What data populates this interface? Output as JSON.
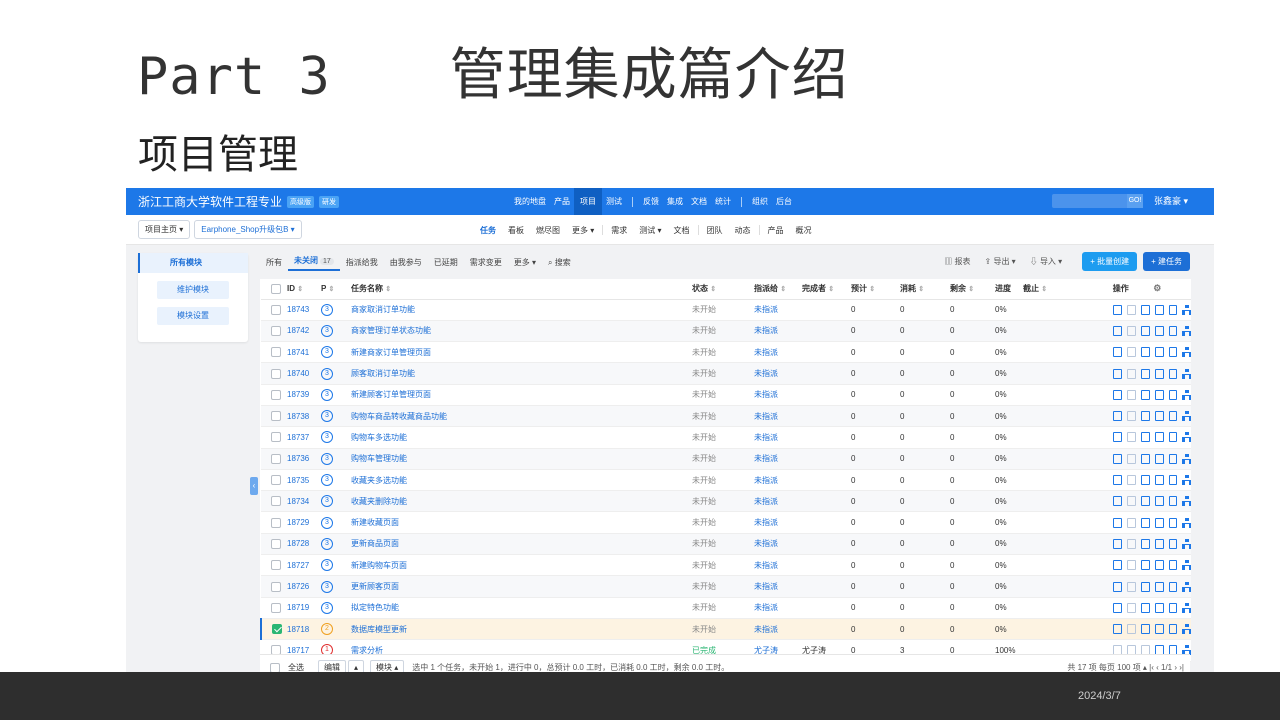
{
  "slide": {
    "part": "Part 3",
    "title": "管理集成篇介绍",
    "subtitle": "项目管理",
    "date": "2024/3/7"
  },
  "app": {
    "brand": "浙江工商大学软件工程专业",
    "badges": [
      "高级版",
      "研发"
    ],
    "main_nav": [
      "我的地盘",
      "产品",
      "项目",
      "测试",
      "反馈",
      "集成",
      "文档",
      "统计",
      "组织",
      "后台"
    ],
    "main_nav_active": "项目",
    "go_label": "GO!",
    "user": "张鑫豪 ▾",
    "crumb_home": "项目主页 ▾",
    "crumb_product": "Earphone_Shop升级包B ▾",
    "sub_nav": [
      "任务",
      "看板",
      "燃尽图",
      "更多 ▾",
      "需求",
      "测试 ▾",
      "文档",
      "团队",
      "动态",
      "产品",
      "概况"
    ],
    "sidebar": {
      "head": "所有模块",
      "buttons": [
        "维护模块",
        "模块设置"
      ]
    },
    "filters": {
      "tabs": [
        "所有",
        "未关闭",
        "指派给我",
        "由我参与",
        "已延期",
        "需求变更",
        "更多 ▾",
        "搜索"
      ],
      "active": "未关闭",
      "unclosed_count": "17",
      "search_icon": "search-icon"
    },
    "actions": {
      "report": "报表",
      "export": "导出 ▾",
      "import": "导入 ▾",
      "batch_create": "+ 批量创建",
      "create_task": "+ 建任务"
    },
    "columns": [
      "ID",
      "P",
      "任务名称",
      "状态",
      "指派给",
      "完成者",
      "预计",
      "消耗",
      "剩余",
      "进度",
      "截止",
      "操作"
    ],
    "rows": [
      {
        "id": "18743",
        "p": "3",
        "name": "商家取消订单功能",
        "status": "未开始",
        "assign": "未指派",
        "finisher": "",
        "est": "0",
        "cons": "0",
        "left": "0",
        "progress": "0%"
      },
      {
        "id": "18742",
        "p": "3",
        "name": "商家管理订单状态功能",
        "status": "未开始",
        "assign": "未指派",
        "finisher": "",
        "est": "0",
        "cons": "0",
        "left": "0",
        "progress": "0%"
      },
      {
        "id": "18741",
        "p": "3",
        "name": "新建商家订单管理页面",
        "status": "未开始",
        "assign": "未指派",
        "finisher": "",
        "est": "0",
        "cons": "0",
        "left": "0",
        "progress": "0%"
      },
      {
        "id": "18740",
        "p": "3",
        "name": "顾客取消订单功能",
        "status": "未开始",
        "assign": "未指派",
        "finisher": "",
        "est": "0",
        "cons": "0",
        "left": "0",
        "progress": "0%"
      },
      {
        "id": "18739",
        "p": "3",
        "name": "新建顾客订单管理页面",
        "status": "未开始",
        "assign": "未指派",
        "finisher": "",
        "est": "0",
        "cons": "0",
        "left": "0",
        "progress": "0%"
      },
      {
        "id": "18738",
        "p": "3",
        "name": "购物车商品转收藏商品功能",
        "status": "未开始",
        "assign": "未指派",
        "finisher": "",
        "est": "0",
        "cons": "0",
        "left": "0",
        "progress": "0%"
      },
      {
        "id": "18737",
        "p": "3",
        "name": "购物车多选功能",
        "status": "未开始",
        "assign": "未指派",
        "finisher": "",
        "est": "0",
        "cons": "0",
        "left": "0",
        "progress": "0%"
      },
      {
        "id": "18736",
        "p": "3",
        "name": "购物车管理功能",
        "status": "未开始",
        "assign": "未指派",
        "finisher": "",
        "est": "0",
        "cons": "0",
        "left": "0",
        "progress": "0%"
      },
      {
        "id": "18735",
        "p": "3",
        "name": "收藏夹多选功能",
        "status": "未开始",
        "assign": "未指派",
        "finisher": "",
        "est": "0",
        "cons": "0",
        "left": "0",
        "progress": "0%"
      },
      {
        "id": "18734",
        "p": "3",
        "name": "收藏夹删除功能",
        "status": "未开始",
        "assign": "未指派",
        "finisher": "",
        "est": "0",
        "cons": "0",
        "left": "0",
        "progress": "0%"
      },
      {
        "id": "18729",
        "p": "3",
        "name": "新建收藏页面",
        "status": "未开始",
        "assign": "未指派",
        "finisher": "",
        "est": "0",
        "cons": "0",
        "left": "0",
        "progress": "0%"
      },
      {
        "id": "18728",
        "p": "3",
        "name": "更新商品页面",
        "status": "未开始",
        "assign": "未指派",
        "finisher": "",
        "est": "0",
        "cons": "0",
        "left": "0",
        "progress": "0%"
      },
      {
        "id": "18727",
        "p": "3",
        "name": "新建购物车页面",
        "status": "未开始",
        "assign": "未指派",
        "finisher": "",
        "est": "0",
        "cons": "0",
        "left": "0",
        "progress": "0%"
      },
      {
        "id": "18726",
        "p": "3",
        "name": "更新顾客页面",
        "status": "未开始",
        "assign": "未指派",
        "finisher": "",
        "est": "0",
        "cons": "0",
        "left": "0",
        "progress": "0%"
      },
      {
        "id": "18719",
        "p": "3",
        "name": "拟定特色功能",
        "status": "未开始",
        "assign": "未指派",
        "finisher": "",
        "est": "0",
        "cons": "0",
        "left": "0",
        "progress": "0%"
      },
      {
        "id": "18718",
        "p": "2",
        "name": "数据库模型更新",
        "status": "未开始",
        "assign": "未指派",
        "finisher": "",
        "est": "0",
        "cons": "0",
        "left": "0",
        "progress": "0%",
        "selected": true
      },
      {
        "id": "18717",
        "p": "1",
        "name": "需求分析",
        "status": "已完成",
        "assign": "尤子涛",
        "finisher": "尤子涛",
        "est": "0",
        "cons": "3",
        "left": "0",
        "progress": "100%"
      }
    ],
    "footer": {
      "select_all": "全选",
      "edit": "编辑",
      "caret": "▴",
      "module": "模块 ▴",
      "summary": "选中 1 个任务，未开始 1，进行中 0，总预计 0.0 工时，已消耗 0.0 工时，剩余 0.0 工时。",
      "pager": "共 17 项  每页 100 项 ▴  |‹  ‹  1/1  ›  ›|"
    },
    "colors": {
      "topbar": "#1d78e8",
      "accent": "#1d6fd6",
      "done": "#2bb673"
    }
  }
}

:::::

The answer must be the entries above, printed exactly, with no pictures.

◆ TASK SOLUTION:
What data populates this interface? Output as JSON.
{
  "slide": {
    "part": "Part 3",
    "title": "管理集成篇介绍",
    "subtitle": "项目管理",
    "date": "2024/3/7"
  },
  "app": {
    "brand": "浙江工商大学软件工程专业",
    "badges": [
      "高级版",
      "研发"
    ],
    "main_nav": [
      "我的地盘",
      "产品",
      "项目",
      "测试",
      "反馈",
      "集成",
      "文档",
      "统计",
      "组织",
      "后台"
    ],
    "main_nav_active": "项目",
    "go_label": "GO!",
    "user": "张鑫豪 ▾",
    "crumb_home": "项目主页 ▾",
    "crumb_product": "Earphone_Shop升级包B ▾",
    "sub_nav": [
      "任务",
      "看板",
      "燃尽图",
      "更多 ▾",
      "需求",
      "测试 ▾",
      "文档",
      "团队",
      "动态",
      "产品",
      "概况"
    ],
    "sidebar": {
      "head": "所有模块",
      "buttons": [
        "维护模块",
        "模块设置"
      ]
    },
    "filters": {
      "tabs": [
        "所有",
        "未关闭",
        "指派给我",
        "由我参与",
        "已延期",
        "需求变更",
        "更多 ▾",
        "搜索"
      ],
      "active": "未关闭",
      "unclosed_count": "17",
      "search_icon": "search-icon"
    },
    "actions": {
      "report": "报表",
      "export": "导出 ▾",
      "import": "导入 ▾",
      "batch_create": "+ 批量创建",
      "create_task": "+ 建任务"
    },
    "columns": [
      "ID",
      "P",
      "任务名称",
      "状态",
      "指派给",
      "完成者",
      "预计",
      "消耗",
      "剩余",
      "进度",
      "截止",
      "操作"
    ],
    "rows": [
      {
        "id": "18743",
        "p": "3",
        "name": "商家取消订单功能",
        "status": "未开始",
        "assign": "未指派",
        "finisher": "",
        "est": "0",
        "cons": "0",
        "left": "0",
        "progress": "0%"
      },
      {
        "id": "18742",
        "p": "3",
        "name": "商家管理订单状态功能",
        "status": "未开始",
        "assign": "未指派",
        "finisher": "",
        "est": "0",
        "cons": "0",
        "left": "0",
        "progress": "0%"
      },
      {
        "id": "18741",
        "p": "3",
        "name": "新建商家订单管理页面",
        "status": "未开始",
        "assign": "未指派",
        "finisher": "",
        "est": "0",
        "cons": "0",
        "left": "0",
        "progress": "0%"
      },
      {
        "id": "18740",
        "p": "3",
        "name": "顾客取消订单功能",
        "status": "未开始",
        "assign": "未指派",
        "finisher": "",
        "est": "0",
        "cons": "0",
        "left": "0",
        "progress": "0%"
      },
      {
        "id": "18739",
        "p": "3",
        "name": "新建顾客订单管理页面",
        "status": "未开始",
        "assign": "未指派",
        "finisher": "",
        "est": "0",
        "cons": "0",
        "left": "0",
        "progress": "0%"
      },
      {
        "id": "18738",
        "p": "3",
        "name": "购物车商品转收藏商品功能",
        "status": "未开始",
        "assign": "未指派",
        "finisher": "",
        "est": "0",
        "cons": "0",
        "left": "0",
        "progress": "0%"
      },
      {
        "id": "18737",
        "p": "3",
        "name": "购物车多选功能",
        "status": "未开始",
        "assign": "未指派",
        "finisher": "",
        "est": "0",
        "cons": "0",
        "left": "0",
        "progress": "0%"
      },
      {
        "id": "18736",
        "p": "3",
        "name": "购物车管理功能",
        "status": "未开始",
        "assign": "未指派",
        "finisher": "",
        "est": "0",
        "cons": "0",
        "left": "0",
        "progress": "0%"
      },
      {
        "id": "18735",
        "p": "3",
        "name": "收藏夹多选功能",
        "status": "未开始",
        "assign": "未指派",
        "finisher": "",
        "est": "0",
        "cons": "0",
        "left": "0",
        "progress": "0%"
      },
      {
        "id": "18734",
        "p": "3",
        "name": "收藏夹删除功能",
        "status": "未开始",
        "assign": "未指派",
        "finisher": "",
        "est": "0",
        "cons": "0",
        "left": "0",
        "progress": "0%"
      },
      {
        "id": "18729",
        "p": "3",
        "name": "新建收藏页面",
        "status": "未开始",
        "assign": "未指派",
        "finisher": "",
        "est": "0",
        "cons": "0",
        "left": "0",
        "progress": "0%"
      },
      {
        "id": "18728",
        "p": "3",
        "name": "更新商品页面",
        "status": "未开始",
        "assign": "未指派",
        "finisher": "",
        "est": "0",
        "cons": "0",
        "left": "0",
        "progress": "0%"
      },
      {
        "id": "18727",
        "p": "3",
        "name": "新建购物车页面",
        "status": "未开始",
        "assign": "未指派",
        "finisher": "",
        "est": "0",
        "cons": "0",
        "left": "0",
        "progress": "0%"
      },
      {
        "id": "18726",
        "p": "3",
        "name": "更新顾客页面",
        "status": "未开始",
        "assign": "未指派",
        "finisher": "",
        "est": "0",
        "cons": "0",
        "left": "0",
        "progress": "0%"
      },
      {
        "id": "18719",
        "p": "3",
        "name": "拟定特色功能",
        "status": "未开始",
        "assign": "未指派",
        "finisher": "",
        "est": "0",
        "cons": "0",
        "left": "0",
        "progress": "0%"
      },
      {
        "id": "18718",
        "p": "2",
        "name": "数据库模型更新",
        "status": "未开始",
        "assign": "未指派",
        "finisher": "",
        "est": "0",
        "cons": "0",
        "left": "0",
        "progress": "0%",
        "selected": true
      },
      {
        "id": "18717",
        "p": "1",
        "name": "需求分析",
        "status": "已完成",
        "assign": "尤子涛",
        "finisher": "尤子涛",
        "est": "0",
        "cons": "3",
        "left": "0",
        "progress": "100%"
      }
    ],
    "footer": {
      "select_all": "全选",
      "edit": "编辑",
      "caret": "▴",
      "module": "模块 ▴",
      "summary": "选中 1 个任务，未开始 1，进行中 0，总预计 0.0 工时，已消耗 0.0 工时，剩余 0.0 工时。",
      "pager": "共 17 项  每页 100 项 ▴  |‹  ‹  1/1  ›  ›|"
    },
    "colors": {
      "topbar": "#1d78e8",
      "accent": "#1d6fd6",
      "done": "#2bb673"
    }
  }
}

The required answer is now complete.